By David Nakamura
Washington Post Staff Writer
Monday, June 4, 2007
D.C. government officials will launch an extensive audit of the city's public schools today designed to pinpoint how the system is spending its $1 billion budget and identify areas of waste and mismanagement.
The audit, scheduled for announcement at a midday news conference, comes as Mayor Adrian M. Fenty (D) prepares to take control of the 55,000-student school system and is patterned after similar studies in other jurisdictions, including New York, St. Louis and New Orleans. But those studies have not always provided clear answers and, in some cases, resulted in new problems created by the auditors.
The District's analysis, a joint effort by the mayor and school officials, will cost about $3.2 million and will be conducted by two management consulting firms: Alvarez & Marsal and McKinsey & Co. The city is soliciting private donations to help defray the cost, said government sources, who spoke on condition of anonymity because an official announcement has not been made.
City leaders, and even some school officials, have complained for years that they are uncertain exactly how the system is spending its money, particularly in high-cost areas such as special education and transportation. Although D.C. Chief Financial Officer Natwar M. Gandhi has staff assigned to the school system, he has said he does not have jurisdiction over personnel, procurement and contracting, which are overseen by the superintendent and Board of Education.
This time, however, Superintendent Clifford B. Janey and board President Robert C. Bobb have signed on as partners with Fenty in conducting the audit, which is expected to take four months. The consulting firms will be instructed to look at service contracts, the central administration structure and how management decisions are made, among other things, the sources said.
"The mayor's taking over an agency that's been independent," said D.C. Council member Tommy Wells (D-Ward 6), who served on the Board of Education until January. "It's prudent for the mayor to have as thorough an audit as possible to identify weaknesses that occurred prior to his watch."
Gandhi said he welcomed a review of the school system's management. He already is working with the accounting firm KPMG to address specific problems in the school system's accounting, personnel and Medicaid departments that were identified in the city's annual performance review last year.
Gandhi has said those problems could jeopardize the District's bond ratings on Wall Street if they are not fixed.
"This will give us a much better idea which would say how decisions made over there, a good review of contracts, how they get done and how they could be improved," Gandhi said.
Under the takeover plan, Fenty would be in charge of the superintendent and $2.3 billion capital improvement program. The mayor and council would share authority over the school system's operating budget.
McKinsey & Co. has worked with the D.C. schools in the past. In 2001, the firm helped produce "Business Plan for Strategic Reform," a document that outlined a five-year improvement strategy for then-Superintendent Paul Vance.
It is unclear what happened to that plan. Janey replaced Vance as superintendent in 2004.
Alvarez & Marsal has worked extensively on school management issues in St. Louis, New York and New Orleans. But the company's work has been criticized after some well-publicized missteps and when the solutions that were recommended failed to produce results.

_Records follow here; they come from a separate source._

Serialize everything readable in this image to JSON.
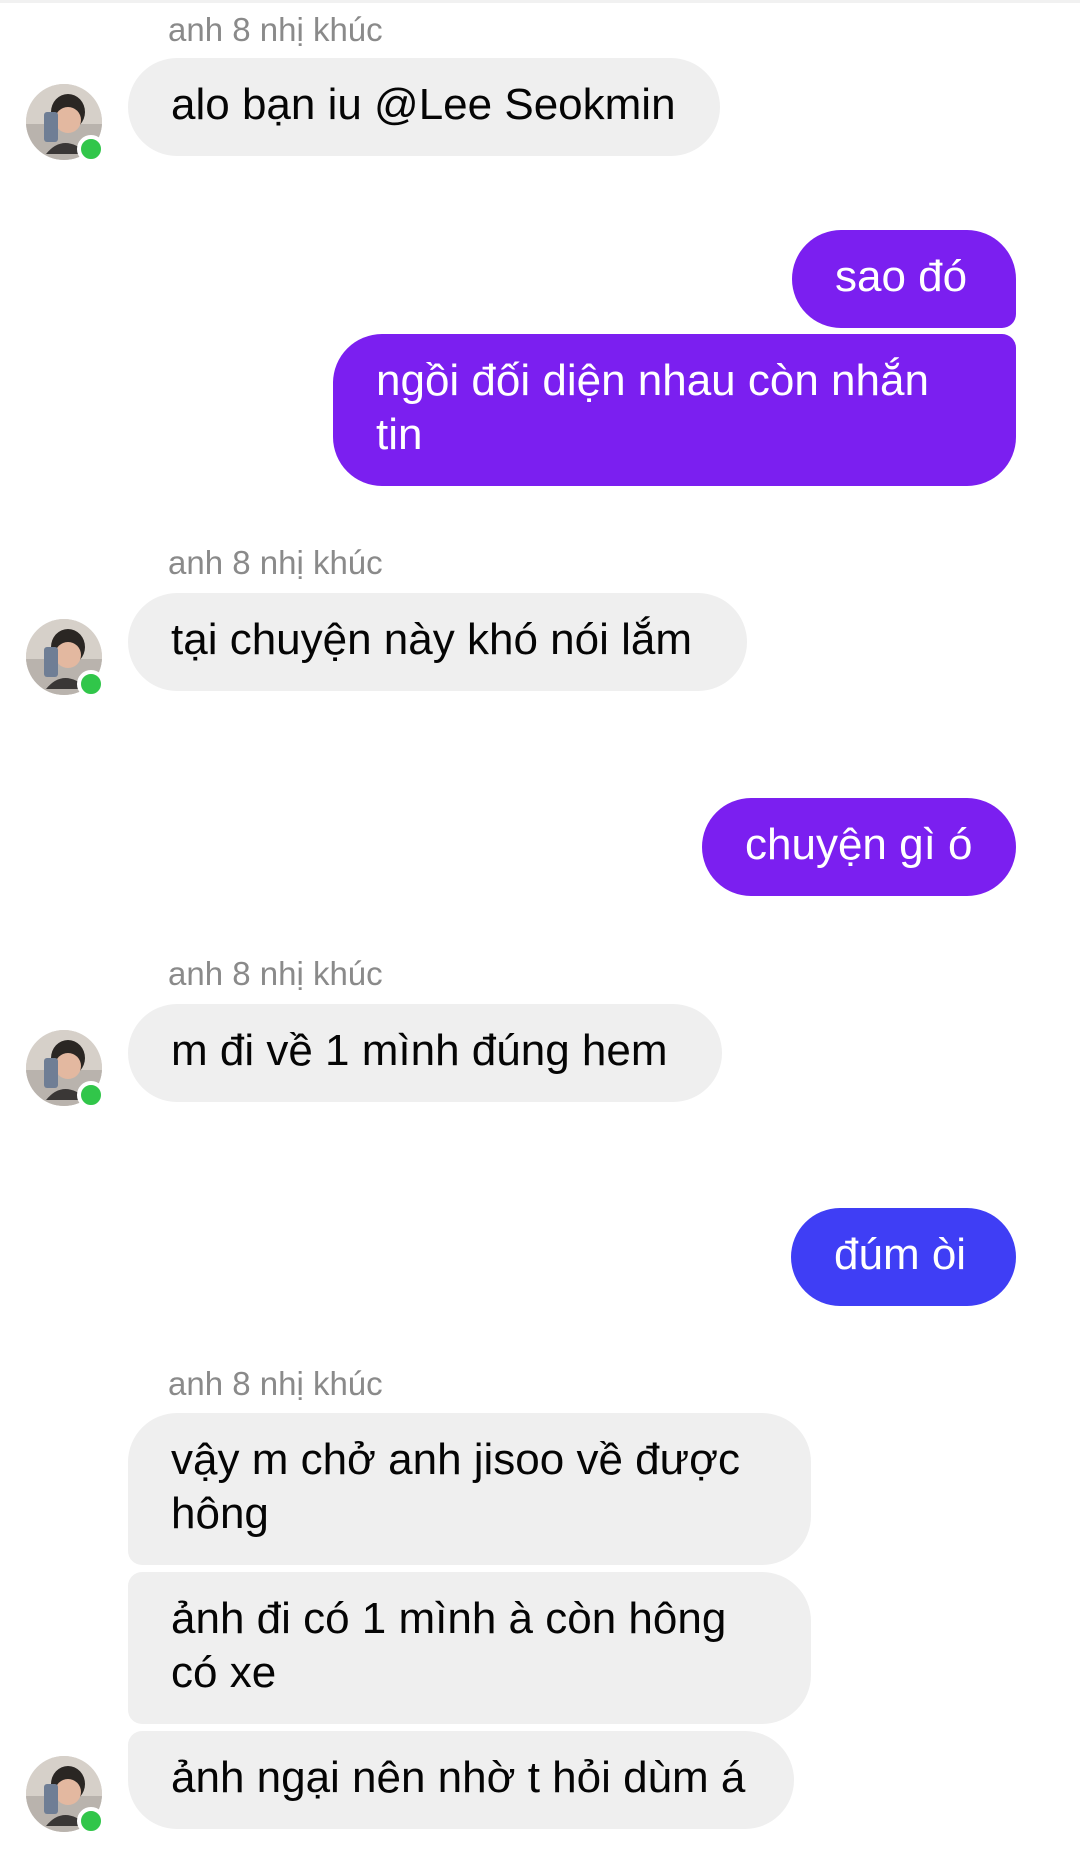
{
  "sender_name": "anh 8 nhị khúc",
  "colors": {
    "incoming_bubble": "#efefef",
    "outgoing_purple": "#7b1ff0",
    "outgoing_blue": "#3f3ef5",
    "online_dot": "#31c64a"
  },
  "messages": [
    {
      "direction": "incoming",
      "text": "alo bạn iu @Lee Seokmin"
    },
    {
      "direction": "outgoing",
      "text": "sao đó"
    },
    {
      "direction": "outgoing",
      "text": "ngồi đối diện nhau còn nhắn tin"
    },
    {
      "direction": "incoming",
      "text": "tại chuyện này khó nói lắm"
    },
    {
      "direction": "outgoing",
      "text": "chuyện gì ó"
    },
    {
      "direction": "incoming",
      "text": "m đi về 1 mình đúng hem"
    },
    {
      "direction": "outgoing",
      "text": "đúm òi"
    },
    {
      "direction": "incoming",
      "text": "vậy m chở anh jisoo về được hông"
    },
    {
      "direction": "incoming",
      "text": "ảnh đi có 1 mình à còn hông có xe"
    },
    {
      "direction": "incoming",
      "text": "ảnh ngại nên nhờ t hỏi dùm á"
    }
  ],
  "avatar_icon": "user-avatar-photo",
  "status_icon": "online-status-dot"
}
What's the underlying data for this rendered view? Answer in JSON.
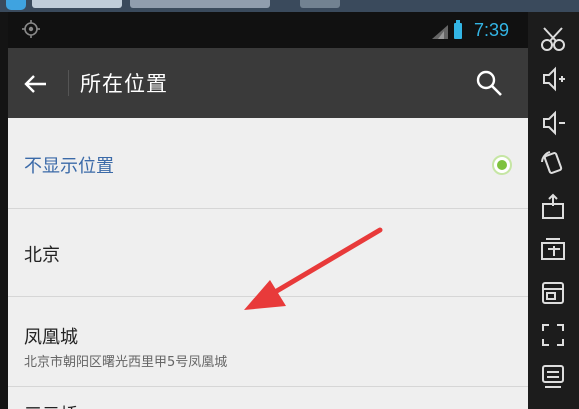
{
  "statusbar": {
    "time": "7:39"
  },
  "actionbar": {
    "title": "所在位置"
  },
  "locations": [
    {
      "name": "不显示位置",
      "address": "",
      "selected": true
    },
    {
      "name": "北京",
      "address": ""
    },
    {
      "name": "凤凰城",
      "address": "北京市朝阳区曙光西里甲5号凤凰城"
    },
    {
      "name": "三元桥",
      "address": ""
    }
  ],
  "toolbar": {
    "icons": [
      "scissors-icon",
      "volume-up-icon",
      "volume-down-icon",
      "rotate-icon",
      "apk-install-icon",
      "shared-folder-icon",
      "window-icon",
      "fullscreen-icon",
      "keyboard-icon"
    ]
  },
  "colors": {
    "accent": "#33b5e5",
    "selected_text": "#3b6aa8",
    "radio": "#7ec23d",
    "arrow": "#e83a3a"
  }
}
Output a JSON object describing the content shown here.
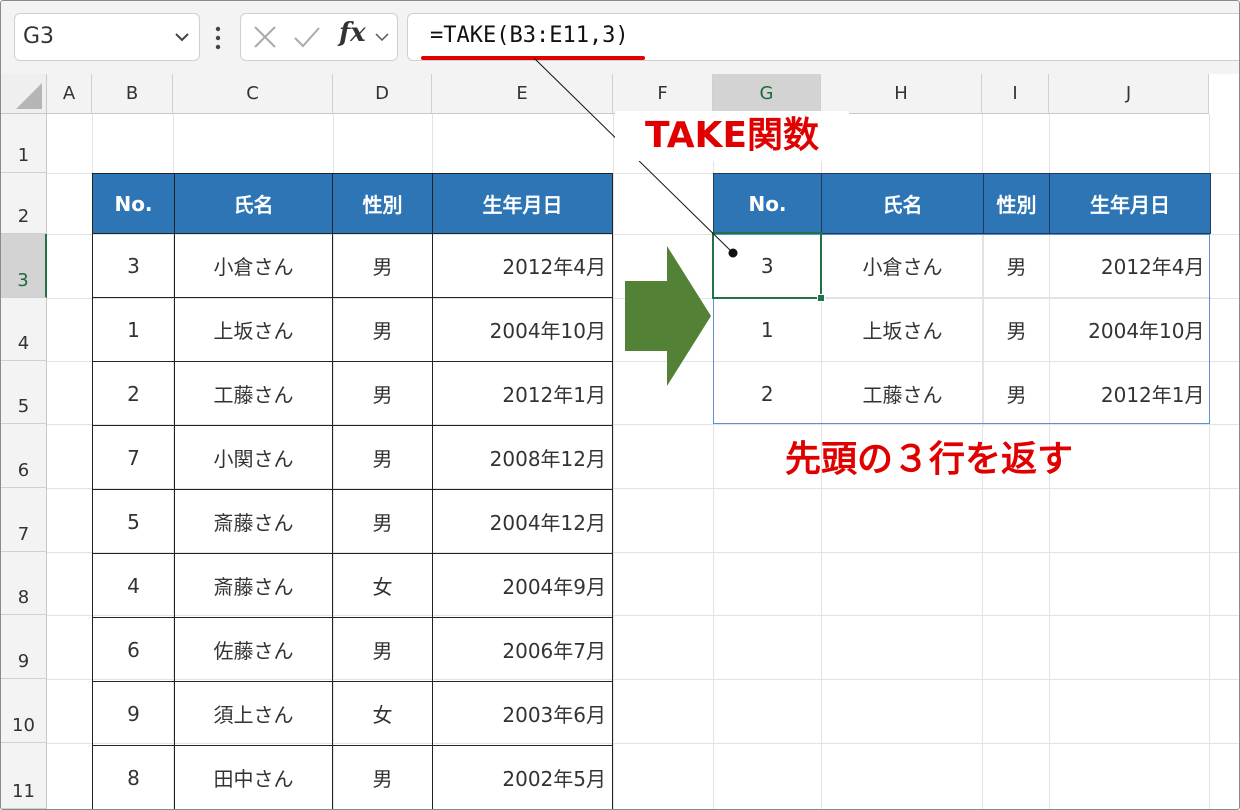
{
  "formula_bar": {
    "name_box": "G3",
    "fx": "fx",
    "formula": "=TAKE(B3:E11,3)"
  },
  "grid": {
    "columns": [
      "A",
      "B",
      "C",
      "D",
      "E",
      "F",
      "G",
      "H",
      "I",
      "J"
    ],
    "rows": [
      "1",
      "2",
      "3",
      "4",
      "5",
      "6",
      "7",
      "8",
      "9",
      "10",
      "11"
    ],
    "selected_column": "G",
    "selected_row": "3"
  },
  "source_table": {
    "headers": [
      "No.",
      "氏名",
      "性別",
      "生年月日"
    ],
    "rows": [
      [
        "3",
        "小倉さん",
        "男",
        "2012年4月"
      ],
      [
        "1",
        "上坂さん",
        "男",
        "2004年10月"
      ],
      [
        "2",
        "工藤さん",
        "男",
        "2012年1月"
      ],
      [
        "7",
        "小関さん",
        "男",
        "2008年12月"
      ],
      [
        "5",
        "斎藤さん",
        "男",
        "2004年12月"
      ],
      [
        "4",
        "斎藤さん",
        "女",
        "2004年9月"
      ],
      [
        "6",
        "佐藤さん",
        "男",
        "2006年7月"
      ],
      [
        "9",
        "須上さん",
        "女",
        "2003年6月"
      ],
      [
        "8",
        "田中さん",
        "男",
        "2002年5月"
      ]
    ]
  },
  "result_table": {
    "headers": [
      "No.",
      "氏名",
      "性別",
      "生年月日"
    ],
    "rows": [
      [
        "3",
        "小倉さん",
        "男",
        "2012年4月"
      ],
      [
        "1",
        "上坂さん",
        "男",
        "2004年10月"
      ],
      [
        "2",
        "工藤さん",
        "男",
        "2012年1月"
      ]
    ]
  },
  "annotations": {
    "function_label": "TAKE関数",
    "result_label": "先頭の３行を返す"
  },
  "colors": {
    "header_fill": "#2e75b6",
    "accent_red": "#e00000",
    "arrow_green": "#538135",
    "selection_green": "#217346"
  }
}
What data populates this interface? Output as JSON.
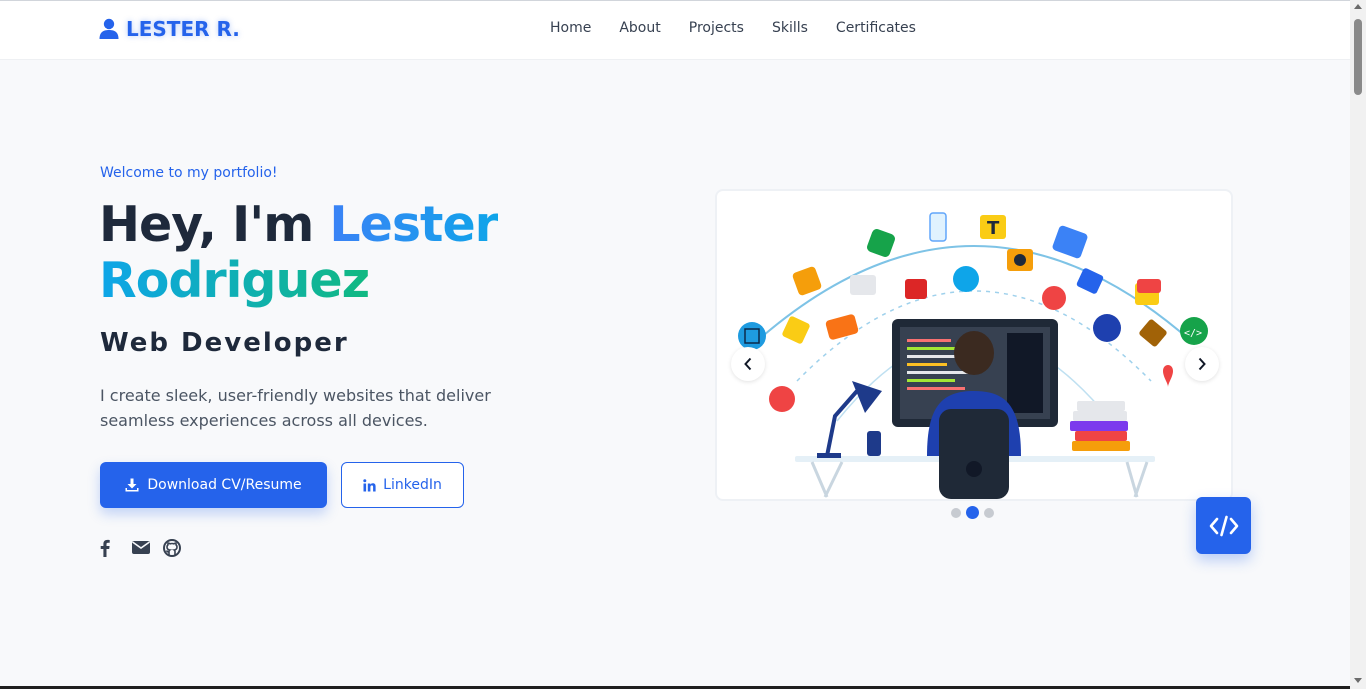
{
  "brand": {
    "name": "LESTER R.",
    "icon": "user-icon",
    "color": "#2563eb"
  },
  "nav": {
    "items": [
      {
        "label": "Home"
      },
      {
        "label": "About"
      },
      {
        "label": "Projects"
      },
      {
        "label": "Skills"
      },
      {
        "label": "Certificates"
      }
    ]
  },
  "hero": {
    "welcome": "Welcome to my portfolio!",
    "greeting": "Hey, I'm",
    "first_name": "Lester",
    "last_name": "Rodriguez",
    "role": "Web Developer",
    "description": "I create sleek, user-friendly websites that deliver seamless experiences across all devices.",
    "cv_button": {
      "label": "Download CV/Resume",
      "icon": "download-icon"
    },
    "linkedin_button": {
      "label": "LinkedIn",
      "icon": "linkedin-icon"
    },
    "socials": [
      {
        "icon": "facebook-icon"
      },
      {
        "icon": "envelope-icon"
      },
      {
        "icon": "github-icon"
      }
    ]
  },
  "carousel": {
    "active_slide": 2,
    "slide_count": 3,
    "prev_icon": "chevron-left-icon",
    "next_icon": "chevron-right-icon"
  },
  "fab": {
    "icon": "code-icon"
  },
  "colors": {
    "accent": "#2563eb",
    "gradient_start": "#3b82f6",
    "gradient_end": "#10b981",
    "heading": "#1e293b"
  }
}
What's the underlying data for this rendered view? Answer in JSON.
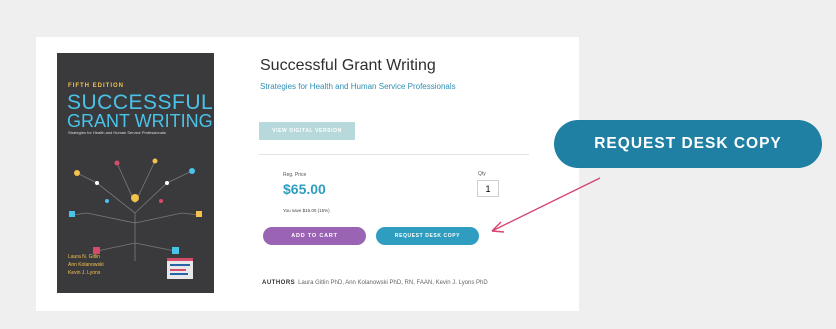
{
  "book": {
    "cover": {
      "edition": "FIFTH EDITION",
      "title_line1": "SUCCESSFUL",
      "title_line2": "GRANT WRITING",
      "subtitle": "Strategies for Health and Human Service Professionals",
      "authors": [
        "Laura N. Gitlin",
        "Ann Kolanowski",
        "Kevin J. Lyons"
      ]
    },
    "title": "Successful Grant Writing",
    "subtitle": "Strategies for Health and Human Service Professionals"
  },
  "actions": {
    "digital_label": "VIEW DIGITAL VERSION",
    "add_to_cart": "ADD TO CART",
    "desk_copy": "REQUEST DESK COPY"
  },
  "pricing": {
    "reg_price_label": "Reg. Price",
    "price": "$65.00",
    "you_save": "You save $15.00 (15%)",
    "qty_label": "Qty",
    "qty_value": "1"
  },
  "authors": {
    "label": "AUTHORS",
    "names": "Laura Gitlin PhD, Ann Kolanowski PhD, RN, FAAN, Kevin J. Lyons PhD"
  },
  "callout": {
    "label": "REQUEST DESK COPY"
  },
  "colors": {
    "accent_blue": "#2f9dbf",
    "callout_blue": "#1f80a3",
    "cart_purple": "#9b63b4",
    "arrow_pink": "#d6456f",
    "cover_bg": "#3a3a3d"
  }
}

In St. Louis and New York, the firm focused largely on consolidating school bus transportation routes to improve efficiency and cut costs. But in both jurisdictions, students were sometimes stranded without buses after the routes were changed, according to news reports.
St. Louis schools, which paid Alvarez & Marsal $4.5 million, were recently taken over by the state of Missouri after the system failed to meet academic and financial standards. The company recently completed a $21.6 million contract to overhaul the New Orleans school system's financial operations.
Jeff Smith, a former D.C. school board member who resigned because of Fenty's takeover plan, said the board considered hiring Alvarez & Marsal last year but decided not to after learning how much it would cost.
"Our preliminary research showed that the costs far exceeded the industry norms," said Smith, now head of the school advocacy group D.C. Voice. "When we talked with people in New York, the fees were exorbitant compared to deliverables."
The D.C. government sources said the audit would begin immediately even though Fenty has not taken control of the system.
Although Congress and President Bush have authorized a change to the Home Rule Charter, Fenty must wait until a standard congressional review period for his takeover legislation expires June 12.
A group of residents is also attempting to force a referendum on the mayor's takeover plan. District lawyers have challenged the referendum attempt in Superior Court, which is expected to rule in the case this week.